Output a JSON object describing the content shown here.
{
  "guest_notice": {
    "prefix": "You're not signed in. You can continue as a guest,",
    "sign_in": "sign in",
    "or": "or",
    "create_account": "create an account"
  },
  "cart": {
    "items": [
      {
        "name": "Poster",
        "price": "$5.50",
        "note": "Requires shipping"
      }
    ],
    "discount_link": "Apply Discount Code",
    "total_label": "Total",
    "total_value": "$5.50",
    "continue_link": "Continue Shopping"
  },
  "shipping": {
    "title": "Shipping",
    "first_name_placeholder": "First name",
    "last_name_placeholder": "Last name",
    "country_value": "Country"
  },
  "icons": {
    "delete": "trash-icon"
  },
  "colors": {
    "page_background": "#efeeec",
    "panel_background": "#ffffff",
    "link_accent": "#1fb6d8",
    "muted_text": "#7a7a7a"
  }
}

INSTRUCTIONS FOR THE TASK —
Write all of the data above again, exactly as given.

EXERCISE RESPONSE —
Output a JSON object describing the content shown here.
{
  "guest_notice": {
    "prefix": "You're not signed in. You can continue as a guest,",
    "sign_in": "sign in",
    "or": "or",
    "create_account": "create an account"
  },
  "cart": {
    "items": [
      {
        "name": "Poster",
        "price": "$5.50",
        "note": "Requires shipping"
      }
    ],
    "discount_link": "Apply Discount Code",
    "total_label": "Total",
    "total_value": "$5.50",
    "continue_link": "Continue Shopping"
  },
  "shipping": {
    "title": "Shipping",
    "first_name_placeholder": "First name",
    "last_name_placeholder": "Last name",
    "country_value": "Country"
  },
  "icons": {
    "delete": "trash-icon"
  },
  "colors": {
    "page_background": "#efeeec",
    "panel_background": "#ffffff",
    "link_accent": "#1fb6d8",
    "muted_text": "#7a7a7a"
  }
}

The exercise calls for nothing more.